The team will now get a much needed day off and hopefully back on track Friday against the Giants as they play the next nine straight days on a west coast swing. It would be nice to see Holliday back and available to pinch hit this weekend, though I’ll admit that I’m not up on the latest on him.
Hero of the Game: Nobody but Carpenter is exceptionally deserving. So Chris Carpenter it is. (6.0 IP, 8 H, 0 BB, 1 ER, 6 K)
Zero of the Game: Everyone was about equally bad today. Two guys that stick out to me would be Descalso or Jason Motte. Descalso left 4 men on base, despite going 1-for-4, but he had some slick defensive plays that saved at least one run. Motte came in in the late innings and let Pittsburgh tack one more run on the board. I’m thinking I’m going to lean Jason Motte, when the offense is struggling, gotta keep the runs off the board. (1.2 IP, 2 H, 1 BB, 1 ER, 0 K)

Preseason Approval Ratings: Pitchers

Continuing my post series on the preseason Cardinals’ approval ratings.

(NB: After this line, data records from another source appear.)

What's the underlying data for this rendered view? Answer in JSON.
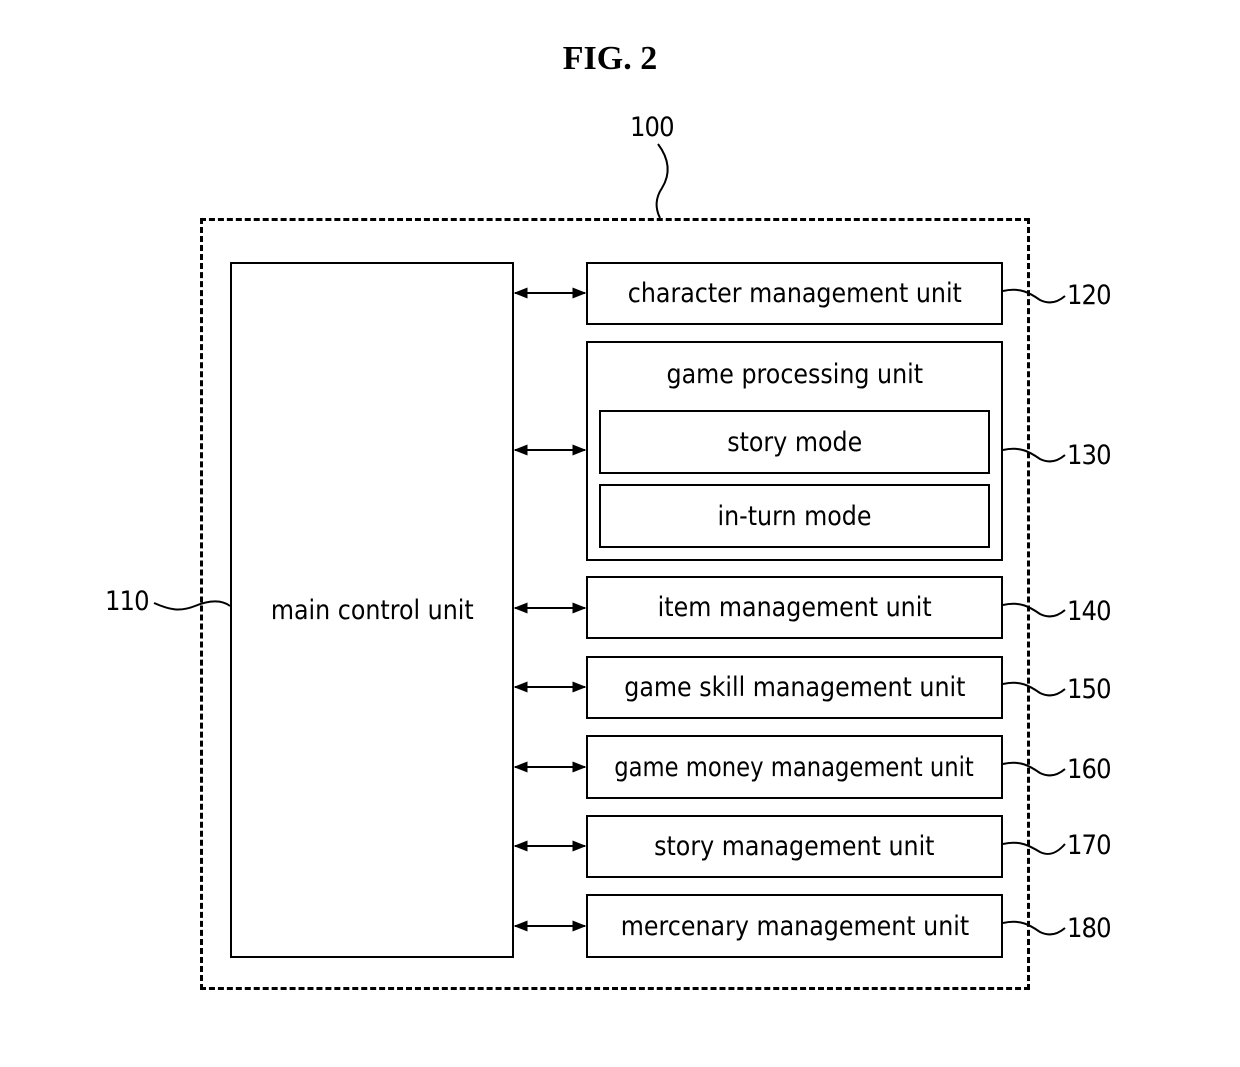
{
  "figure": {
    "title": "FIG. 2",
    "system_ref": "100"
  },
  "main_control": {
    "label": "main control unit",
    "ref": "110"
  },
  "units": [
    {
      "label": "character management unit",
      "ref": "120"
    },
    {
      "label": "game processing unit",
      "ref": "130",
      "modes": [
        "story mode",
        "in-turn mode"
      ]
    },
    {
      "label": "item management unit",
      "ref": "140"
    },
    {
      "label": "game skill management unit",
      "ref": "150"
    },
    {
      "label": "game money management unit",
      "ref": "160"
    },
    {
      "label": "story management unit",
      "ref": "170"
    },
    {
      "label": "mercenary management unit",
      "ref": "180"
    }
  ]
}
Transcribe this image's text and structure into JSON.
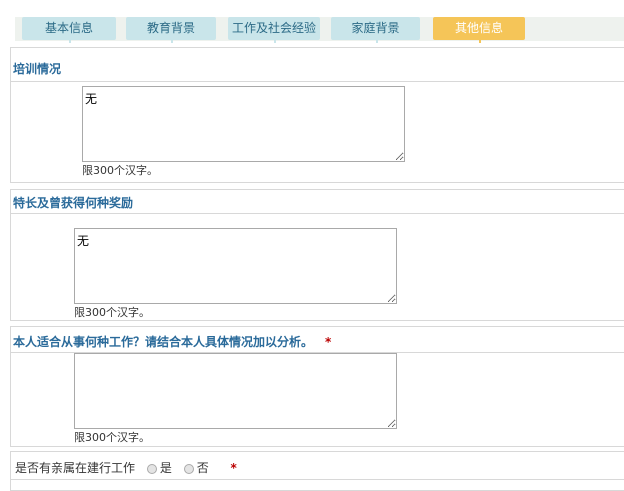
{
  "tabs": [
    {
      "label": "基本信息"
    },
    {
      "label": "教育背景"
    },
    {
      "label": "工作及社会经验"
    },
    {
      "label": "家庭背景"
    },
    {
      "label": "其他信息",
      "active": true
    }
  ],
  "sections": [
    {
      "title": "培训情况",
      "value": "无",
      "hint": "限300个汉字。"
    },
    {
      "title": "特长及曾获得何种奖励",
      "value": "无",
      "hint": "限300个汉字。"
    },
    {
      "title": "本人适合从事何种工作？请结合本人具体情况加以分析。",
      "value": "",
      "hint": "限300个汉字。",
      "required": "*"
    }
  ],
  "relatives": {
    "label": "是否有亲属在建行工作",
    "options": [
      "是",
      "否"
    ],
    "required": "*"
  }
}
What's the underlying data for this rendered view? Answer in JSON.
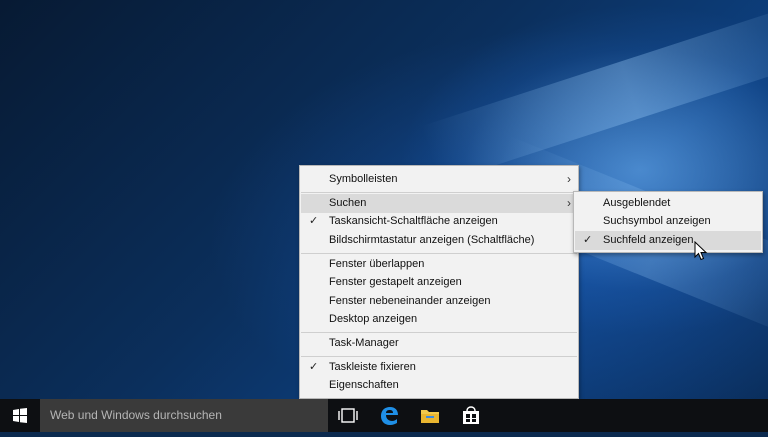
{
  "colors": {
    "taskbar": "#0d0f12",
    "menu_bg": "#f2f2f2",
    "highlight": "#dadada",
    "search_bg": "#3a3a3a"
  },
  "main_menu": {
    "items": [
      {
        "label": "Symbolleisten",
        "has_submenu": true
      },
      {
        "label": "Suchen",
        "has_submenu": true,
        "highlighted": true
      },
      {
        "label": "Taskansicht-Schaltfläche anzeigen",
        "checked": true
      },
      {
        "label": "Bildschirmtastatur anzeigen (Schaltfläche)"
      },
      {
        "label": "Fenster überlappen"
      },
      {
        "label": "Fenster gestapelt anzeigen"
      },
      {
        "label": "Fenster nebeneinander anzeigen"
      },
      {
        "label": "Desktop anzeigen"
      },
      {
        "label": "Task-Manager"
      },
      {
        "label": "Taskleiste fixieren",
        "checked": true
      },
      {
        "label": "Eigenschaften"
      }
    ]
  },
  "sub_menu": {
    "items": [
      {
        "label": "Ausgeblendet"
      },
      {
        "label": "Suchsymbol anzeigen"
      },
      {
        "label": "Suchfeld anzeigen",
        "checked": true,
        "highlighted": true
      }
    ]
  },
  "symbols": {
    "check": "✓",
    "submenu_arrow": "›"
  },
  "taskbar": {
    "search_placeholder": "Web und Windows durchsuchen",
    "icons": [
      "windows-start-icon",
      "task-view-icon",
      "edge-icon",
      "file-explorer-icon",
      "store-icon"
    ]
  }
}
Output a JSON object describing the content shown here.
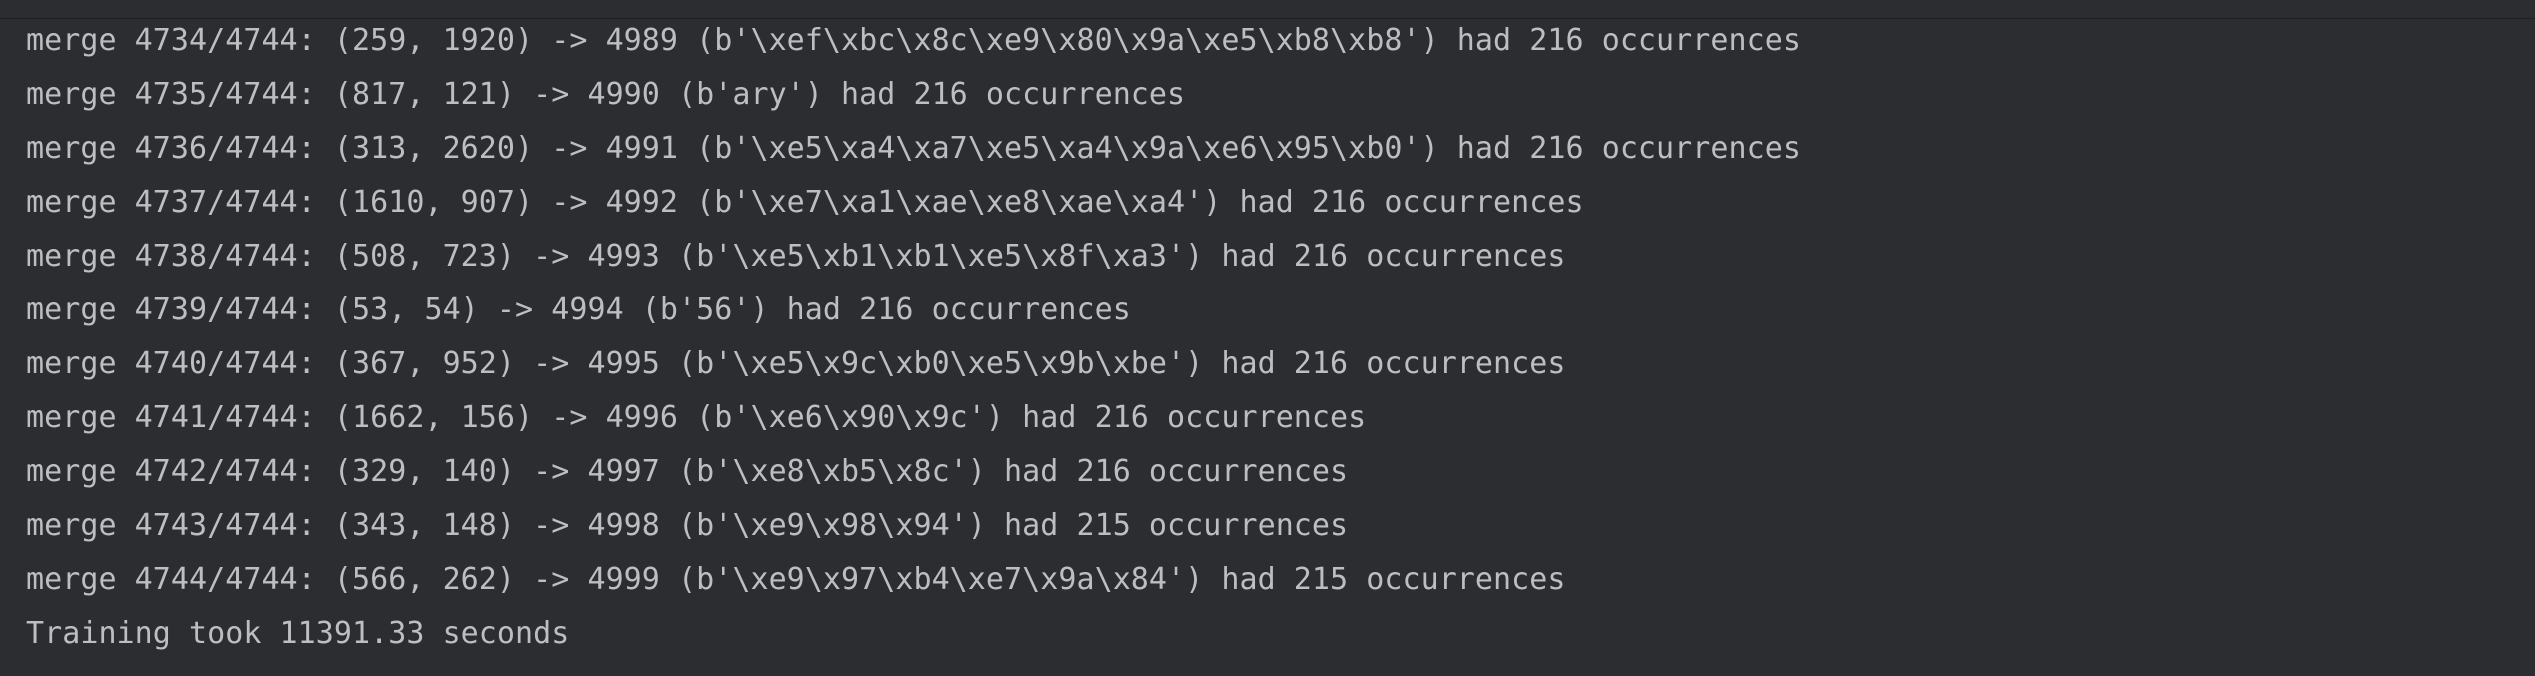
{
  "console": {
    "lines": [
      "merge 4734/4744: (259, 1920) -> 4989 (b'\\xef\\xbc\\x8c\\xe9\\x80\\x9a\\xe5\\xb8\\xb8') had 216 occurrences",
      "merge 4735/4744: (817, 121) -> 4990 (b'ary') had 216 occurrences",
      "merge 4736/4744: (313, 2620) -> 4991 (b'\\xe5\\xa4\\xa7\\xe5\\xa4\\x9a\\xe6\\x95\\xb0') had 216 occurrences",
      "merge 4737/4744: (1610, 907) -> 4992 (b'\\xe7\\xa1\\xae\\xe8\\xae\\xa4') had 216 occurrences",
      "merge 4738/4744: (508, 723) -> 4993 (b'\\xe5\\xb1\\xb1\\xe5\\x8f\\xa3') had 216 occurrences",
      "merge 4739/4744: (53, 54) -> 4994 (b'56') had 216 occurrences",
      "merge 4740/4744: (367, 952) -> 4995 (b'\\xe5\\x9c\\xb0\\xe5\\x9b\\xbe') had 216 occurrences",
      "merge 4741/4744: (1662, 156) -> 4996 (b'\\xe6\\x90\\x9c') had 216 occurrences",
      "merge 4742/4744: (329, 140) -> 4997 (b'\\xe8\\xb5\\x8c') had 216 occurrences",
      "merge 4743/4744: (343, 148) -> 4998 (b'\\xe9\\x98\\x94') had 215 occurrences",
      "merge 4744/4744: (566, 262) -> 4999 (b'\\xe9\\x97\\xb4\\xe7\\x9a\\x84') had 215 occurrences",
      "Training took 11391.33 seconds"
    ]
  },
  "colors": {
    "background": "#2b2d30",
    "text": "#bcbec4"
  }
}
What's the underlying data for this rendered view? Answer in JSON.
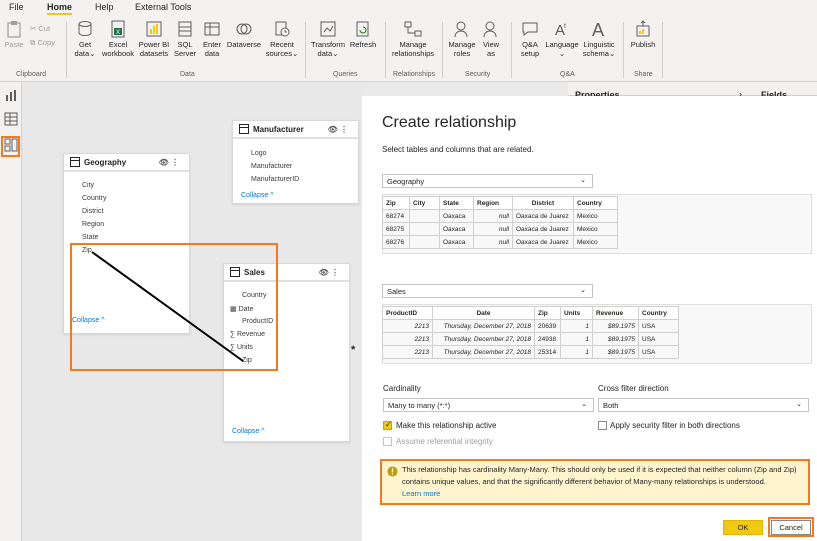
{
  "menu": {
    "file": "File",
    "home": "Home",
    "help": "Help",
    "external": "External Tools"
  },
  "ribbon": {
    "clipboard": {
      "paste": "Paste",
      "cut": "Cut",
      "copy": "Copy",
      "group": "Clipboard"
    },
    "data": {
      "get_data": "Get data",
      "excel": "Excel workbook",
      "pbi": "Power BI datasets",
      "sql": "SQL Server",
      "enter": "Enter data",
      "dataverse": "Dataverse",
      "recent": "Recent sources",
      "group": "Data"
    },
    "queries": {
      "transform": "Transform data",
      "refresh": "Refresh",
      "group": "Queries"
    },
    "relationships": {
      "manage": "Manage relationships",
      "group": "Relationships"
    },
    "security": {
      "roles": "Manage roles",
      "view_as": "View as",
      "group": "Security"
    },
    "qa": {
      "setup": "Q&A setup",
      "language": "Language",
      "schema": "Linguistic schema",
      "group": "Q&A"
    },
    "share": {
      "publish": "Publish",
      "group": "Share"
    }
  },
  "panes": {
    "properties": "Properties",
    "fields": "Fields"
  },
  "model": {
    "geography": {
      "title": "Geography",
      "fields": [
        "City",
        "Country",
        "District",
        "Region",
        "State",
        "Zip"
      ],
      "collapse": "Collapse"
    },
    "manufacturer": {
      "title": "Manufacturer",
      "fields": [
        "Logo",
        "Manufacturer",
        "ManufacturerID"
      ],
      "collapse": "Collapse"
    },
    "sales": {
      "title": "Sales",
      "fields": [
        "Country",
        "Date",
        "ProductID",
        "Revenue",
        "Units",
        "Zip"
      ],
      "collapse": "Collapse"
    },
    "cardinality_marker": "*"
  },
  "dialog": {
    "title": "Create relationship",
    "subtitle": "Select tables and columns that are related.",
    "table1": {
      "name": "Geography",
      "headers": [
        "Zip",
        "City",
        "State",
        "Region",
        "District",
        "Country"
      ],
      "rows": [
        [
          "68274",
          "",
          "Oaxaca",
          "null",
          "Oaxaca de Juarez",
          "Mexico"
        ],
        [
          "68275",
          "",
          "Oaxaca",
          "null",
          "Oaxaca de Juarez",
          "Mexico"
        ],
        [
          "68276",
          "",
          "Oaxaca",
          "null",
          "Oaxaca de Juarez",
          "Mexico"
        ]
      ]
    },
    "table2": {
      "name": "Sales",
      "headers": [
        "ProductID",
        "Date",
        "Zip",
        "Units",
        "Revenue",
        "Country"
      ],
      "rows": [
        [
          "2213",
          "Thursday, December 27, 2018",
          "20639",
          "1",
          "$89.1975",
          "USA"
        ],
        [
          "2213",
          "Thursday, December 27, 2018",
          "24938",
          "1",
          "$89.1975",
          "USA"
        ],
        [
          "2213",
          "Thursday, December 27, 2018",
          "25314",
          "1",
          "$89.1975",
          "USA"
        ]
      ]
    },
    "cardinality_label": "Cardinality",
    "cardinality_value": "Many to many (*:*)",
    "crossfilter_label": "Cross filter direction",
    "crossfilter_value": "Both",
    "active_label": "Make this relationship active",
    "referential_label": "Assume referential integrity",
    "security_label": "Apply security filter in both directions",
    "warning_text": "This relationship has cardinality Many-Many. This should only be used if it is expected that neither column (Zip and Zip) contains unique values, and that the significantly different behavior of Many-many relationships is understood.",
    "learn_more": "Learn more",
    "ok": "OK",
    "cancel": "Cancel"
  },
  "colors": {
    "accent": "#f2c811",
    "highlight": "#f2791e",
    "link": "#0078d4"
  }
}
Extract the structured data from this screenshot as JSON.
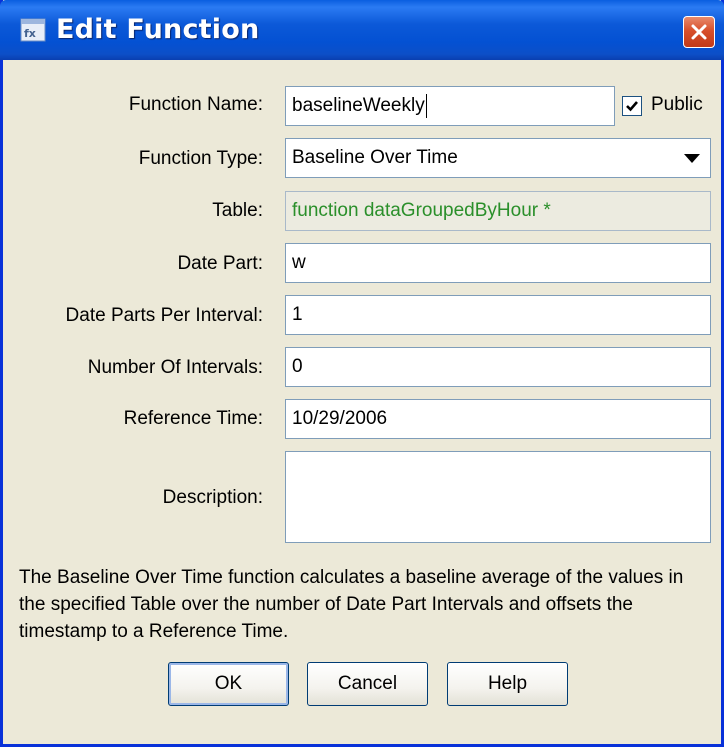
{
  "window": {
    "title": "Edit Function",
    "app_icon": "app-window-icon",
    "close_icon": "close-icon"
  },
  "form": {
    "function_name_label": "Function Name:",
    "function_name_value": "baselineWeekly",
    "public_label": "Public",
    "public_checked": true,
    "function_type_label": "Function Type:",
    "function_type_value": "Baseline Over Time",
    "table_label": "Table:",
    "table_value": "function dataGroupedByHour *",
    "date_part_label": "Date Part:",
    "date_part_value": "w",
    "date_parts_per_interval_label": "Date Parts Per Interval:",
    "date_parts_per_interval_value": "1",
    "number_of_intervals_label": "Number Of Intervals:",
    "number_of_intervals_value": "0",
    "reference_time_label": "Reference Time:",
    "reference_time_value": "10/29/2006",
    "description_label": "Description:",
    "description_value": ""
  },
  "help_text": "The Baseline Over Time function calculates a baseline average of the values in the specified Table over the number of Date Part Intervals and offsets the timestamp to a Reference Time.",
  "buttons": {
    "ok": "OK",
    "cancel": "Cancel",
    "help": "Help"
  },
  "colors": {
    "titlebar": "#0451d3",
    "dialog_bg": "#ece9d8",
    "table_text": "#2a8f2a",
    "close_button": "#d8502c"
  }
}
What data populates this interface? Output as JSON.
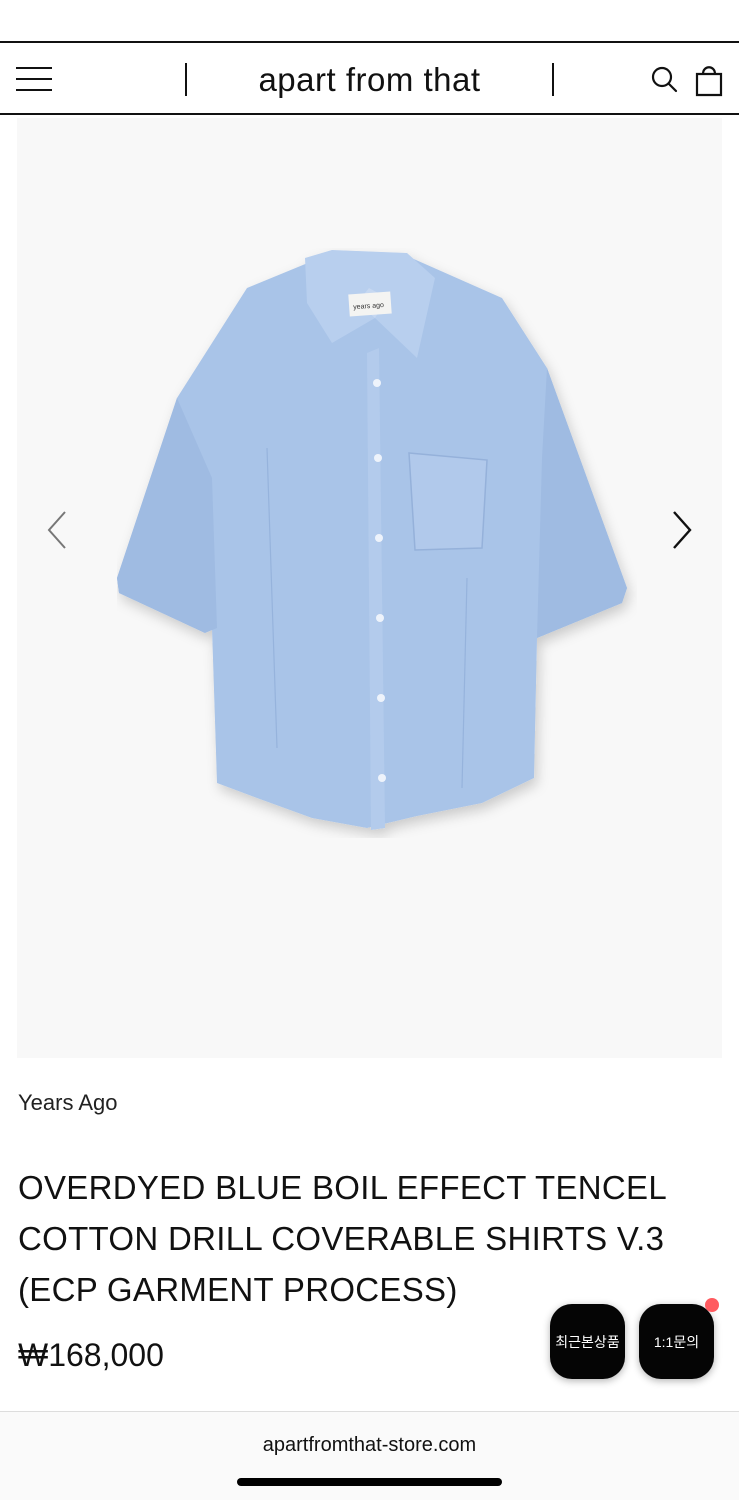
{
  "header": {
    "logo": "apart from that",
    "icons": [
      "menu-icon",
      "search-icon",
      "shopping-bag-icon"
    ]
  },
  "gallery": {
    "image_label": "years ago",
    "prev_icon": "chevron-left-icon",
    "next_icon": "chevron-right-icon"
  },
  "product": {
    "brand": "Years Ago",
    "title": "OVERDYED BLUE BOIL EFFECT TENCEL COTTON DRILL COVERABLE SHIRTS V.3 (ECP GARMENT PROCESS)",
    "price": "₩168,000"
  },
  "floating": {
    "recent_label": "최근본상품",
    "inquiry_label": "1:1문의",
    "notification_color": "#ff5a5f"
  },
  "browser": {
    "url": "apartfromthat-store.com"
  },
  "colors": {
    "shirt": "#a9c4e8",
    "background": "#f8f8f8"
  }
}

Today I’m going to move on to the pitching staff.

Adam Wainwright did not make an appearance on the list due to his injury, but I’m fairly certain that he would have been the highest rated pitcher on the staff. Call me crazy.

Instead, that opened the door for the Cardinals’ other ace, Chris Carpenter, to take the nod with his 8.5 rating. After a rough September last year, Carpenter has a lot of work to do to regain the “ace” status that many feel he lost last year to Adam Wainwright. It’s the year that the Cardinals need him too. Wainwright and other stepped up when he was hurt, now it’s his turn to step up.

Second on the list was a surprise to me as Kyle McClellan picks up an 8.0 rating. McClellan has been the go-to guy in the bullpen for the last three years, but moves into the starting rotation this year. He is buoyed by the strong spring where he took command of the battle for the fifth starter’s role. There’s a big hole in the bullpen now, but I think McClellan will be a sweet surprise in the rotation this season.

Next comes late season addition Jake Westbrook who scored a 7.5. He finished the season exceptionally strong, so it wasn’t a surprise that he notched up here. Though I was a little surprised that he exceeded the number that Jaime Garcia, who scored a 7.4, got. Close enough to virtually be equal but it was interesting.

I was also surprised by Kyle Lohse at a 7.2. Seems many fans are giving him a break on his injury and have buoyed him up due to his strong spring where he didn’t walk a single batter. Perhaps there is also hope that he is once again completely healthy and ready to perform at the 2008 levels that earned him the contract that makes him the second highest paid Cardinals’ starter.

After that it comes the bullpen guys. Really surprised as Mitchell Boggs, Trever Miller, Fernando Salas, and Ryan Franklin all scored 6.8. I guess most fans view the entire bullpen as interchangeable. Bryan Augenstein was close too with his 6.7.

Jason Motte came in with a 6.2 and I have to wonder why. He seemed to break out last season, but perhaps it was his slow start in spring training that cost him a rating higher up with the rest of his bullpen-mates.

Also, new bullpen arm Miguel Batista, who just picked up the win tonight, scored a 6.1. He might have gotten knocked down because he was new, but I think the fact that most fans felt that the bullpen would be in better hands with the younger pitchers also contributed to the low rating. Ultimately, he has performed fairly well both in spring training and this young season, thus far.

The lowest man on the totem pole was Brian Tallet with his 5.9. Ultimately, I think his rating was reduced due to many not being familiar with him. When he was picked up, I know I wasn’t the only one that went “Who?” and then responded with “Why?” after seeing his stats.

And getting to the one minor league pitcher on the list, Shelby Miller scored a 7.7. That basically makes him the third highest rated Cardinals’ pitcher. He’s still at least a year away from garnering any real consideration for the big league club, but it shows that he’s impressed and he’s on the minds of Cardinal nation.